Yes, I use a Mac. Yes, I hate freedom. Yes, I use Mail.app.
And I am a bit of a security nut.
One of the most useful pieces of software I’ve used over the years is a plug-in for Mail.app called GPGMail. It was originally written by Stéphane Corthésy and released under an open source license, and it allows one to easily decrypt, encrypt and sign GPG messages right from Mail.app.
The problem is that Apple doesn’t really have an API to make such an integration easy, so with every new release of Mail.app it would usually break the plug-in, and Stéphane was responsible to fix it.
Well, after awhile Stéphane wanted to move on to other things, and with the advent of Snow Leopard GPGMail was broken – seemingly for good.
I’ve just read the latest emails on the list, without participating. Actually I haven’t participated to the project since a very long time, for personal reasons. Situation will not change in the future, I guess.
It’s been now 10 years since I started GPGMail. At that time we were working on Rhapsody, the ancestor of Mac OS X, the link between Mac OS 9 and Mac OS X. gpg had just gone 1.0. I started the project because it might have been a critical piece of code for us at Sen:te in the near future, and it was really fun to develop
Plugin was then made public, and received some interest in the Mac community, though it was still for geeks. Interest in PGP became bigger, the MacGPG project was born a year later, thanks to Gordon Worley. This encouraged me to go on with GPGMail development, and also MacGPG sub-projects. I spent many week-ends and nights coding for those, and have been very happy to see interest growing more and more.
Then time passed, it became hard to find people able to help on MacGPG development, and very few people were able to spend time to understand the underpinnings of (GPG)Mail, except me, unfortunately. By making the project open-source I had expected that people would come in and make the project go further. I was rather deceived by this, I must admit. There was no real momentum.
On my side, I wanted to explore also other projects, and became tired of working on GPGMail. I wanted something new. It was getting boring, I had less time to reply to user requests, and code had got very messy. GPGMail development quite stalled from that time, I spent time on it only after major system updates. I was still hoping some people would enter and help on the project in the long-term, not only for a single patch. Thus I opened up the project by putting it on SF, with a real OpenSource license that would’t prevent people from working on GPGMail.
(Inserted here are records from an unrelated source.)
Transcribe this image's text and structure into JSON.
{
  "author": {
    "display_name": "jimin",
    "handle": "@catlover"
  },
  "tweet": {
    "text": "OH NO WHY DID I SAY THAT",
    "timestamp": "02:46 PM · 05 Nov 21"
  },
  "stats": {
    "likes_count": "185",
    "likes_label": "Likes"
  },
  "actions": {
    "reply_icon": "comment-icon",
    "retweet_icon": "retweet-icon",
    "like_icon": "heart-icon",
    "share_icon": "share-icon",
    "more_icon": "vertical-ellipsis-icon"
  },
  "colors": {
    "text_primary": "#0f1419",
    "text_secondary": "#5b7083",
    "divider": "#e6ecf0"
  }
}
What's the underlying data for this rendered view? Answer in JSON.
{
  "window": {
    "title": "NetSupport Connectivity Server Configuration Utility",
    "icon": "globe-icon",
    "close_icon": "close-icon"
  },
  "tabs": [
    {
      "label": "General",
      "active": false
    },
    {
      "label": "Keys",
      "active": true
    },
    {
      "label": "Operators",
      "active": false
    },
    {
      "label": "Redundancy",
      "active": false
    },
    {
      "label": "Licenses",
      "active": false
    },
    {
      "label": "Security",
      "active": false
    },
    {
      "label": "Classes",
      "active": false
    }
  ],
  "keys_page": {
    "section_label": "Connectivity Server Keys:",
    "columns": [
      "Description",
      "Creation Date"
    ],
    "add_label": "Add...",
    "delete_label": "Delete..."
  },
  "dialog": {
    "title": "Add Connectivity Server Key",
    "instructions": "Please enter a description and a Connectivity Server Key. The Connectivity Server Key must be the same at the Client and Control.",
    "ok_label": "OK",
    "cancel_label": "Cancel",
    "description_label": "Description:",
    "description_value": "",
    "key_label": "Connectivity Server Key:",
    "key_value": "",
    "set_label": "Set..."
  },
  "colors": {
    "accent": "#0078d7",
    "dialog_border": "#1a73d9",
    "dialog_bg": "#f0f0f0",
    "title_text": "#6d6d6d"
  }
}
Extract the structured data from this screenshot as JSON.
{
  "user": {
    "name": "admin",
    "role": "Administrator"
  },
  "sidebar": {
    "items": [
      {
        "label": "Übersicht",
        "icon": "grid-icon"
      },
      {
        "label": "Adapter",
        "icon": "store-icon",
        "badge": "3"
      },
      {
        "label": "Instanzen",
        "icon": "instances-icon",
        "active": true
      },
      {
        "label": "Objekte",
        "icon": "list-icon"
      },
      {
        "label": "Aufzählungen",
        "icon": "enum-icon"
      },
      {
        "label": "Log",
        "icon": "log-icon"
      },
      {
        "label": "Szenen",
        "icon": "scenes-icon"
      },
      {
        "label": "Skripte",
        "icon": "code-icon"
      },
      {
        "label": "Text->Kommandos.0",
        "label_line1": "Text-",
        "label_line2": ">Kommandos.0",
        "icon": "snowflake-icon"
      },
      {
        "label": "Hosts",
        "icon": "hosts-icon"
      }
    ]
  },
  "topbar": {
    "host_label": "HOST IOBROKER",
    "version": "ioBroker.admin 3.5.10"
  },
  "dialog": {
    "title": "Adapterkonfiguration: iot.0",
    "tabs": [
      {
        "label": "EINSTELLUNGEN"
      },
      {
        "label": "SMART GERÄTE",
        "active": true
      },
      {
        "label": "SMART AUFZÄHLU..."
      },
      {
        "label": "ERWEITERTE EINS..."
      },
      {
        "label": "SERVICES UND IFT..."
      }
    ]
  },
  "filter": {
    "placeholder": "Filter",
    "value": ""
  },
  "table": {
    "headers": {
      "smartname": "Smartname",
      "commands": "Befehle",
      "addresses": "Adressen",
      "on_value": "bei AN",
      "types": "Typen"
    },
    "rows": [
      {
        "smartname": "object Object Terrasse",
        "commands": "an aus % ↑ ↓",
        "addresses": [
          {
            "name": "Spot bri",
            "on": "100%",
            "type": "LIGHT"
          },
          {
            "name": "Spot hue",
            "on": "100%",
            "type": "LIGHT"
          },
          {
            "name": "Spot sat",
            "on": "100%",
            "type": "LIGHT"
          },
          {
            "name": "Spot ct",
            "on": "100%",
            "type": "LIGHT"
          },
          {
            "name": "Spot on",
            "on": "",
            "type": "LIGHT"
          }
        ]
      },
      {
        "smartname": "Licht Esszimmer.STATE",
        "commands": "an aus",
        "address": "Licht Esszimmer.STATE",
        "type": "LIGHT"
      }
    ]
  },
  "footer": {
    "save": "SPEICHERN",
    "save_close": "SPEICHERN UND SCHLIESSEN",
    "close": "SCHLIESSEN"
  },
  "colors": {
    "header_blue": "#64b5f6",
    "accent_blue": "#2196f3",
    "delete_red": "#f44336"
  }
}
To be honest, I waited a rather long time to upgrade to Snow Leopard specifically because GPGMail support was important to me. When Stéphane backed out of the project, the list was abuzz with people wondering about its future. Luckily, a number of people stepped up to take it over. The project launched a new website, the code and bug tracker was moved to github, and various patched versions started to come out.
When Snow Leopard arrived, I was already spending no time on coding during spare time, and was not really willing to. Finally people entered into the dance and started coding, not only whining. And I must admit I’ve been really surprised by the results they obtained (congrats Lukas and others!). I kept telling myself I would update the project, and make a public release, when I’ll find time to, but the fact is that I cannot, for several reasons.
For so many years I’ve been hoping to find people helping me on the project in the long-term, without finding any, but now that time has come, project can fly without me. I hope there will always be enough people to take care of it. Till now, project was organized by only one person, and depended only on me. I took care of every details. It’s time to change that model and let the project be managed more flexibly. The bazaar model, as I would say.
So please, move the project out of SF, leave it opened to developers, designers, writers, aficionados of all kind. It’s no longer dependent on me, it will depend on all of you. I will close the SF project (and mailing list), and redirect the Sen:te web pages to the new site, once you completed the migration, then I’ll have a glance at the project, from time to time, probably to complain . My baby’s no longer a baby; it no longer needs me.
Thanks all for your support, and now take great care of GPGMail.
Today the team released version 1.3.0 of GPGMail, the first real release under the new model. It installed for me without incident, and I am happy that this project will live on. Thank you Stéphane and thanks to the whole GPGMail team for making this happen. Plus, none of this would have been possible if GPG itself wasn’t open source and packaged by a number of groups. Score one for the open source ecosystem.
Had GPGMail been commercial software, I would have been out of luck, but because it was open source, and that there were many who found it valuable, it lives on and propers.